The Italian film “Io, Capitano,” which features Senegalese actor Seydou Sarr, received a nomination in the international feature film category. In the Best Documentary category, “Bobi Wine: The People’s President,” a documentary on the Ugandan pop star turned politician, secured a nomination. The awards ceremony is scheduled for March 10 in Los Angeles.

Senegalese actor Sarr was last year awarded the Marcello Mastroianni award for Best Young Actor for his role in “Io Capitano,” directed by Matteo Garrone. The film, which explores the journey of two young boys from Africa to Europe, also received the prestigious Golden Lion award for Best Film at the Venice Film Festival.

“Io Capitano” portrays the challenges faced by Sarr and Moussa as they navigate through the perils of detention centers in Libya and the dangers of the sea during their migration journey.

Io Capitano” draws inspiration from the real-life experiences of Mamadou Kouassi, who collaborated on the script with director Garrone.

Kouassi, who undertook a perilous journey to Italy at the age of 20, shared his personal story with Garrone, shaping the narrative of the film.

According to Kouassi, the movie authentically captures the essence of the journey as he lived it. “Io Capitano” addresses the topical issue of immigration from Africa to Europe, and its recent win at the Venice Film Festival coincides with a period of increasing political focus on the matter in Europe.

“There is the ritual counting of the living, of the dead. Over time, you get used to imagining these people as numbers and you lose sight of the fact that there is a world behind it. There are families with dreams, there are many wishes. I hope that this film can help to open a dialogue about this issue,” Garrone said. “It’s a very important issue, and it’s one that we need to talk about.”

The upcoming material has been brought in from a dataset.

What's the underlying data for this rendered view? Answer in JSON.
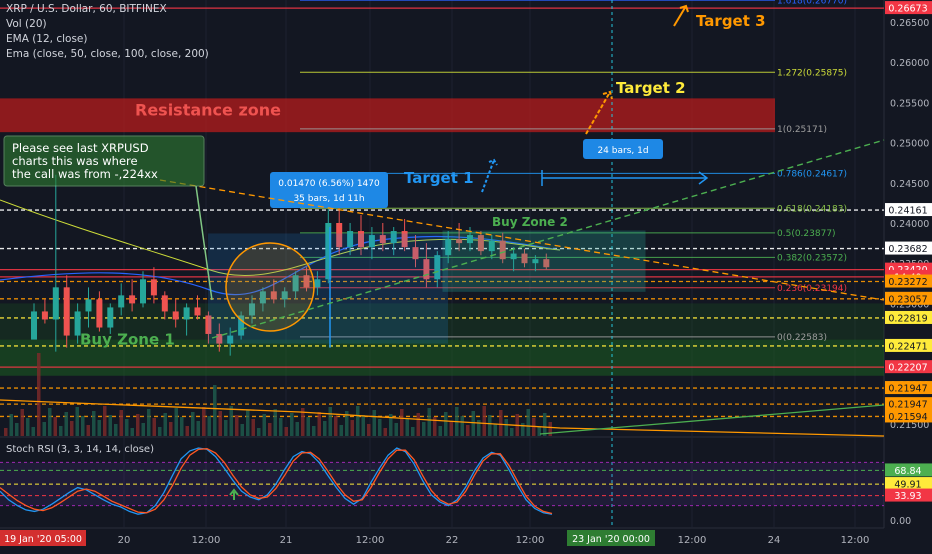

Last Edited by:Mildred Europa Taylor Updated: January 24, 2024

Conversations

Must Read

Connect with us

Join our Mailing List to Receive Updates